Segment Start: AVAILABLE RECORDS
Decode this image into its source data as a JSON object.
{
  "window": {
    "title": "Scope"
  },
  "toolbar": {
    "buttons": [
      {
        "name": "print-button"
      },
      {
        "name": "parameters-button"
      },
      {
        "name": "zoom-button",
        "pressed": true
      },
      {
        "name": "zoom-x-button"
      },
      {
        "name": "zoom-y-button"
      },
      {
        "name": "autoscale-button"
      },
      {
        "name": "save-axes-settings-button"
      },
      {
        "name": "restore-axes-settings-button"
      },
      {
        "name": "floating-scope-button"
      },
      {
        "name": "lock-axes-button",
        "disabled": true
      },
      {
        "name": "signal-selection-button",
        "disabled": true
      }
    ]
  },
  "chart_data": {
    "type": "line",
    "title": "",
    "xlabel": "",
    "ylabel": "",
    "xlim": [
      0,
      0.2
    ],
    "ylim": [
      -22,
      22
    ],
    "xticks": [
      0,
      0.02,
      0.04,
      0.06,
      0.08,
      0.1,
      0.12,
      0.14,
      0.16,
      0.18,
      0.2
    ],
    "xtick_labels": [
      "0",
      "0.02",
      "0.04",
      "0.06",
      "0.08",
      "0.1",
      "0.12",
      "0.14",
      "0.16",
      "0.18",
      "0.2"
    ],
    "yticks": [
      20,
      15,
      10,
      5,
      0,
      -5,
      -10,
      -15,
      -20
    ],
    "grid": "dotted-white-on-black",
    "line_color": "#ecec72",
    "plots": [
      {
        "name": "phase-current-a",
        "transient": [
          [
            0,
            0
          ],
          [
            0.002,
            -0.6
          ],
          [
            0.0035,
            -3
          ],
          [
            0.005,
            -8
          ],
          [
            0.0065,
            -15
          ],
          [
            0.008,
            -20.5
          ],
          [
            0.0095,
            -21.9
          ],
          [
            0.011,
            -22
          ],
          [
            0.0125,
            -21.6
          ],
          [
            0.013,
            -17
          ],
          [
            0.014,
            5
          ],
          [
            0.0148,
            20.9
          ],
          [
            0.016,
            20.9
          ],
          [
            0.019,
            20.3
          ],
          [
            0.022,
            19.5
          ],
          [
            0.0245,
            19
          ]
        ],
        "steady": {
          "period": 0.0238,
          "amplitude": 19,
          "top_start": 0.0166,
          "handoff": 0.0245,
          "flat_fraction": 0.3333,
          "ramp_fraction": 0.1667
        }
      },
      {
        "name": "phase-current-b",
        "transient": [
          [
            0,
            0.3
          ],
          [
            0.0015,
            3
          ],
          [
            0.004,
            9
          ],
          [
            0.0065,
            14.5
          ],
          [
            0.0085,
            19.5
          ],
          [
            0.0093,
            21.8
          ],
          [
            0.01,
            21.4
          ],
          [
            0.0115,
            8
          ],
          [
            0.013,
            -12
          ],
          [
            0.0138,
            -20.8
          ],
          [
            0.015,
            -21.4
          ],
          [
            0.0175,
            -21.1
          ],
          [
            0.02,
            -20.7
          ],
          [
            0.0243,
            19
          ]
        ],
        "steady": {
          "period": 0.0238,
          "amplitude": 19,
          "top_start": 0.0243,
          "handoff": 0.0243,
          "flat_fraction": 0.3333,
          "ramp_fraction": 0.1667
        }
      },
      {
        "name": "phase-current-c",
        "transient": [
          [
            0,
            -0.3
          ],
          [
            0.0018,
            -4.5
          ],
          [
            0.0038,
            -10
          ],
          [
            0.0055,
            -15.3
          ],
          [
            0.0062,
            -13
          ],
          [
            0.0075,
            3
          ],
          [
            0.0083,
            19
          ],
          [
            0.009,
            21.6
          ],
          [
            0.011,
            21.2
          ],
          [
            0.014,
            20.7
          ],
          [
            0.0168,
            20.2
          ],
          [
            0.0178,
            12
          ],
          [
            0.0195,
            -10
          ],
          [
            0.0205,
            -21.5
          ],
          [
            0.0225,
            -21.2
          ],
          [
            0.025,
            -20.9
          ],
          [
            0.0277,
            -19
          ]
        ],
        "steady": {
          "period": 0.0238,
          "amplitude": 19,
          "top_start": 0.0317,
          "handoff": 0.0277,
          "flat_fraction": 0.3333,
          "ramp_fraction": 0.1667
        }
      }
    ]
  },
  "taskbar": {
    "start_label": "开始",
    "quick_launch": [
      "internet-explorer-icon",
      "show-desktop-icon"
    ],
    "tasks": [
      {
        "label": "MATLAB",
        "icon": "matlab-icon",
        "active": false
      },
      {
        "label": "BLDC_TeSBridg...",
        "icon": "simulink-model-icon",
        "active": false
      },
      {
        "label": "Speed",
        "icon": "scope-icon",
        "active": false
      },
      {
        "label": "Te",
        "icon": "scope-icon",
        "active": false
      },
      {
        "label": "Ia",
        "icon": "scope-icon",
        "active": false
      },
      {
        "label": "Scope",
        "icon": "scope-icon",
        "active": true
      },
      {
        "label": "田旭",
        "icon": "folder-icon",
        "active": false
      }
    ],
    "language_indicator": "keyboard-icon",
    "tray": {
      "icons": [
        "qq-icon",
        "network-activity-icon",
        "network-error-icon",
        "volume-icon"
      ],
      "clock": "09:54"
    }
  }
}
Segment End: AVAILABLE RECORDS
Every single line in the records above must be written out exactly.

Decode this image into its source data as a JSON object.
{
  "window": {
    "title": "Scope"
  },
  "toolbar": {
    "buttons": [
      {
        "name": "print-button"
      },
      {
        "name": "parameters-button"
      },
      {
        "name": "zoom-button",
        "pressed": true
      },
      {
        "name": "zoom-x-button"
      },
      {
        "name": "zoom-y-button"
      },
      {
        "name": "autoscale-button"
      },
      {
        "name": "save-axes-settings-button"
      },
      {
        "name": "restore-axes-settings-button"
      },
      {
        "name": "floating-scope-button"
      },
      {
        "name": "lock-axes-button",
        "disabled": true
      },
      {
        "name": "signal-selection-button",
        "disabled": true
      }
    ]
  },
  "chart_data": {
    "type": "line",
    "title": "",
    "xlabel": "",
    "ylabel": "",
    "xlim": [
      0,
      0.2
    ],
    "ylim": [
      -22,
      22
    ],
    "xticks": [
      0,
      0.02,
      0.04,
      0.06,
      0.08,
      0.1,
      0.12,
      0.14,
      0.16,
      0.18,
      0.2
    ],
    "xtick_labels": [
      "0",
      "0.02",
      "0.04",
      "0.06",
      "0.08",
      "0.1",
      "0.12",
      "0.14",
      "0.16",
      "0.18",
      "0.2"
    ],
    "yticks": [
      20,
      15,
      10,
      5,
      0,
      -5,
      -10,
      -15,
      -20
    ],
    "grid": "dotted-white-on-black",
    "line_color": "#ecec72",
    "plots": [
      {
        "name": "phase-current-a",
        "transient": [
          [
            0,
            0
          ],
          [
            0.002,
            -0.6
          ],
          [
            0.0035,
            -3
          ],
          [
            0.005,
            -8
          ],
          [
            0.0065,
            -15
          ],
          [
            0.008,
            -20.5
          ],
          [
            0.0095,
            -21.9
          ],
          [
            0.011,
            -22
          ],
          [
            0.0125,
            -21.6
          ],
          [
            0.013,
            -17
          ],
          [
            0.014,
            5
          ],
          [
            0.0148,
            20.9
          ],
          [
            0.016,
            20.9
          ],
          [
            0.019,
            20.3
          ],
          [
            0.022,
            19.5
          ],
          [
            0.0245,
            19
          ]
        ],
        "steady": {
          "period": 0.0238,
          "amplitude": 19,
          "top_start": 0.0166,
          "handoff": 0.0245,
          "flat_fraction": 0.3333,
          "ramp_fraction": 0.1667
        }
      },
      {
        "name": "phase-current-b",
        "transient": [
          [
            0,
            0.3
          ],
          [
            0.0015,
            3
          ],
          [
            0.004,
            9
          ],
          [
            0.0065,
            14.5
          ],
          [
            0.0085,
            19.5
          ],
          [
            0.0093,
            21.8
          ],
          [
            0.01,
            21.4
          ],
          [
            0.0115,
            8
          ],
          [
            0.013,
            -12
          ],
          [
            0.0138,
            -20.8
          ],
          [
            0.015,
            -21.4
          ],
          [
            0.0175,
            -21.1
          ],
          [
            0.02,
            -20.7
          ],
          [
            0.0243,
            19
          ]
        ],
        "steady": {
          "period": 0.0238,
          "amplitude": 19,
          "top_start": 0.0243,
          "handoff": 0.0243,
          "flat_fraction": 0.3333,
          "ramp_fraction": 0.1667
        }
      },
      {
        "name": "phase-current-c",
        "transient": [
          [
            0,
            -0.3
          ],
          [
            0.0018,
            -4.5
          ],
          [
            0.0038,
            -10
          ],
          [
            0.0055,
            -15.3
          ],
          [
            0.0062,
            -13
          ],
          [
            0.0075,
            3
          ],
          [
            0.0083,
            19
          ],
          [
            0.009,
            21.6
          ],
          [
            0.011,
            21.2
          ],
          [
            0.014,
            20.7
          ],
          [
            0.0168,
            20.2
          ],
          [
            0.0178,
            12
          ],
          [
            0.0195,
            -10
          ],
          [
            0.0205,
            -21.5
          ],
          [
            0.0225,
            -21.2
          ],
          [
            0.025,
            -20.9
          ],
          [
            0.0277,
            -19
          ]
        ],
        "steady": {
          "period": 0.0238,
          "amplitude": 19,
          "top_start": 0.0317,
          "handoff": 0.0277,
          "flat_fraction": 0.3333,
          "ramp_fraction": 0.1667
        }
      }
    ]
  },
  "taskbar": {
    "start_label": "开始",
    "quick_launch": [
      "internet-explorer-icon",
      "show-desktop-icon"
    ],
    "tasks": [
      {
        "label": "MATLAB",
        "icon": "matlab-icon",
        "active": false
      },
      {
        "label": "BLDC_TeSBridg...",
        "icon": "simulink-model-icon",
        "active": false
      },
      {
        "label": "Speed",
        "icon": "scope-icon",
        "active": false
      },
      {
        "label": "Te",
        "icon": "scope-icon",
        "active": false
      },
      {
        "label": "Ia",
        "icon": "scope-icon",
        "active": false
      },
      {
        "label": "Scope",
        "icon": "scope-icon",
        "active": true
      },
      {
        "label": "田旭",
        "icon": "folder-icon",
        "active": false
      }
    ],
    "language_indicator": "keyboard-icon",
    "tray": {
      "icons": [
        "qq-icon",
        "network-activity-icon",
        "network-error-icon",
        "volume-icon"
      ],
      "clock": "09:54"
    }
  }
}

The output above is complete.